DATA PROVIDED -

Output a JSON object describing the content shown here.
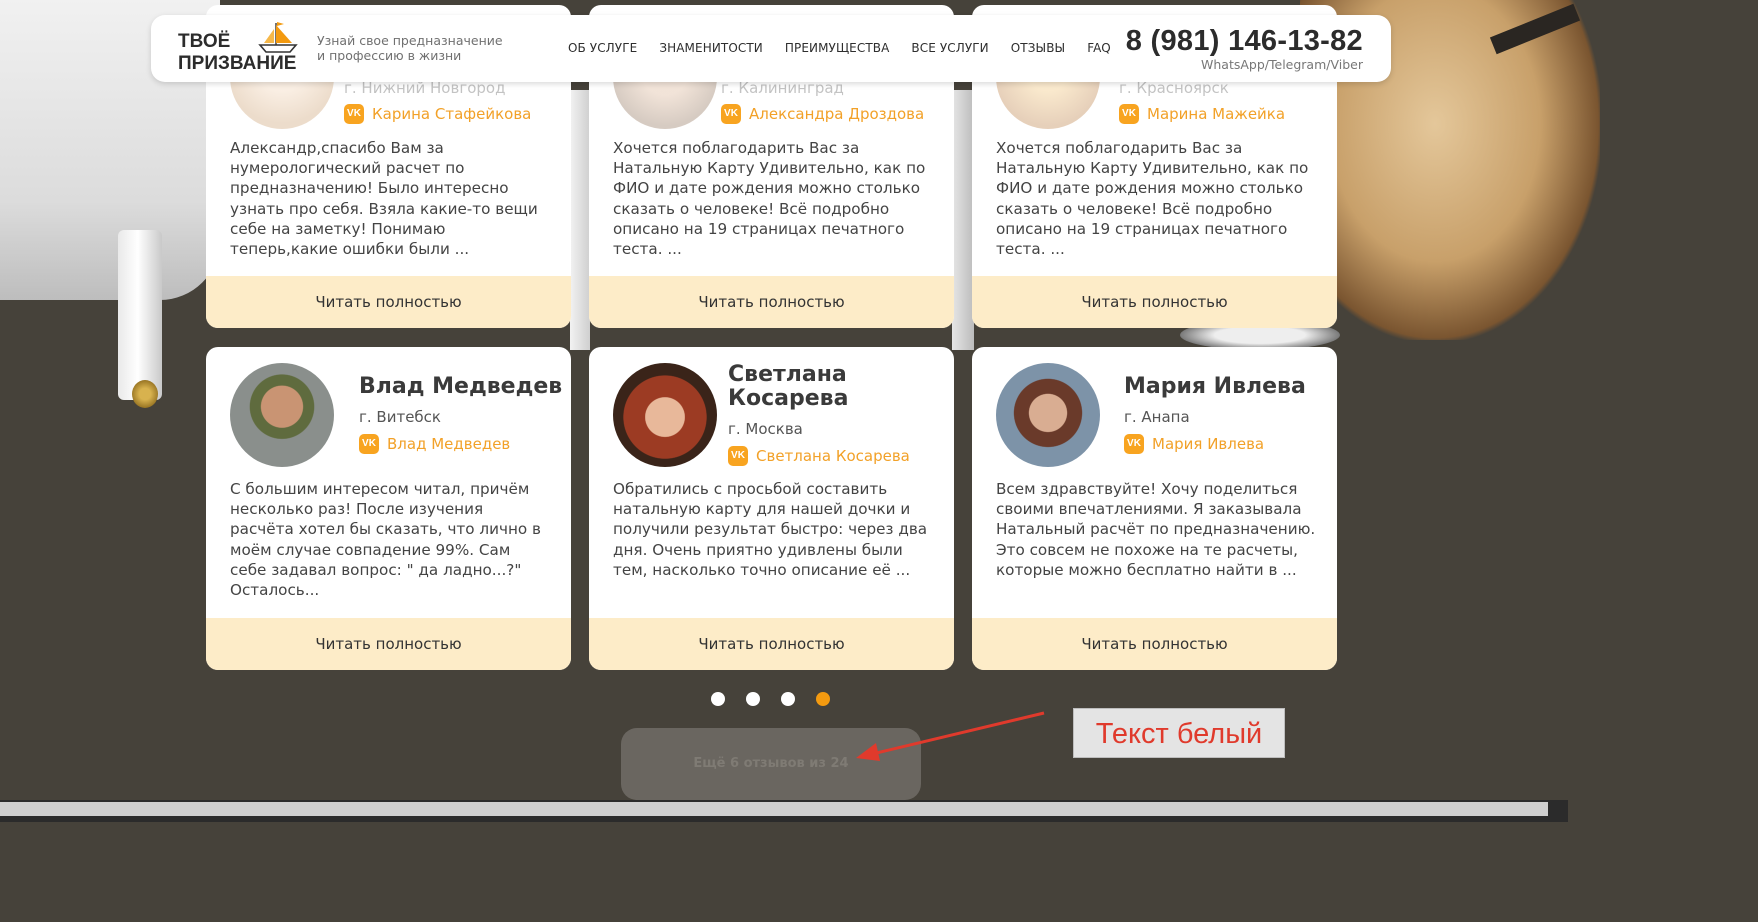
{
  "header": {
    "logo_line1": "ТВОЁ",
    "logo_line2": "ПРИЗВАНИЕ",
    "tagline_line1": "Узнай свое предназначение",
    "tagline_line2": "и профессию в жизни",
    "nav": [
      "ОБ УСЛУГЕ",
      "ЗНАМЕНИТОСТИ",
      "ПРЕИМУЩЕСТВА",
      "ВСЕ УСЛУГИ",
      "ОТЗЫВЫ",
      "FAQ"
    ],
    "phone": "8 (981) 146-13-82",
    "phone_sub": "WhatsApp/Telegram/Viber",
    "accent_color": "#f39a10"
  },
  "reviews_top": [
    {
      "city": "г. Нижний Новгород",
      "vk_name": "Карина Стафейкова",
      "text": "Александр,спасибо Вам за нумерологический расчет по предназначению! Было интересно узнать про себя. Взяла какие-то вещи себе на заметку! Понимаю теперь,какие ошибки были ...",
      "read_more": "Читать полностью"
    },
    {
      "city": "г. Калининград",
      "vk_name": "Александра Дроздова",
      "text": "Хочется поблагодарить Вас за Натальную Карту Удивительно, как по ФИО и дате рождения можно столько сказать о человеке! Всё подробно описано на 19 страницах печатного теста. ...",
      "read_more": "Читать полностью"
    },
    {
      "city": "г. Красноярск",
      "vk_name": "Марина Мажейка",
      "text": "Хочется поблагодарить Вас за Натальную Карту Удивительно, как по ФИО и дате рождения можно столько сказать о человеке! Всё подробно описано на 19 страницах печатного теста. ...",
      "read_more": "Читать полностью"
    }
  ],
  "reviews_bottom": [
    {
      "name": "Влад Медведев",
      "city": "г. Витебск",
      "vk_name": "Влад Медведев",
      "text": "С большим интересом читал, причём несколько раз! После изучения расчёта хотел бы сказать, что лично в моём случае совпадение 99%. Сам себе задавал вопрос: \" да ладно...?\" Осталось...",
      "read_more": "Читать полностью"
    },
    {
      "name_line1": "Светлана",
      "name_line2": "Косарева",
      "city": "г. Москва",
      "vk_name": "Светлана Косарева",
      "text": "Обратились с просьбой составить натальную карту для нашей дочки и получили результат быстро: через два дня. Очень приятно удивлены были тем, насколько точно описание её ...",
      "read_more": "Читать полностью"
    },
    {
      "name": "Мария Ивлева",
      "city": "г. Анапа",
      "vk_name": "Мария Ивлева",
      "text": "Всем здравствуйте! Хочу поделиться своими впечатлениями. Я заказывала Натальный расчёт по предназначению. Это совсем не похоже на те расчеты, которые можно бесплатно найти в ...",
      "read_more": "Читать полностью"
    }
  ],
  "vk_icon_label": "VK",
  "pagination": {
    "count": 4,
    "active_index": 3
  },
  "more_button": "Ещё 6 отзывов из 24",
  "annotation": "Текст белый",
  "annotation_color": "#e03a2c"
}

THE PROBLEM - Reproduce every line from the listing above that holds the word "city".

OUTPUT -
      "city": "г. Нижний Новгород",
      "city": "г. Калининград",
      "city": "г. Красноярск",
      "city": "г. Витебск",
      "city": "г. Москва",
      "city": "г. Анапа",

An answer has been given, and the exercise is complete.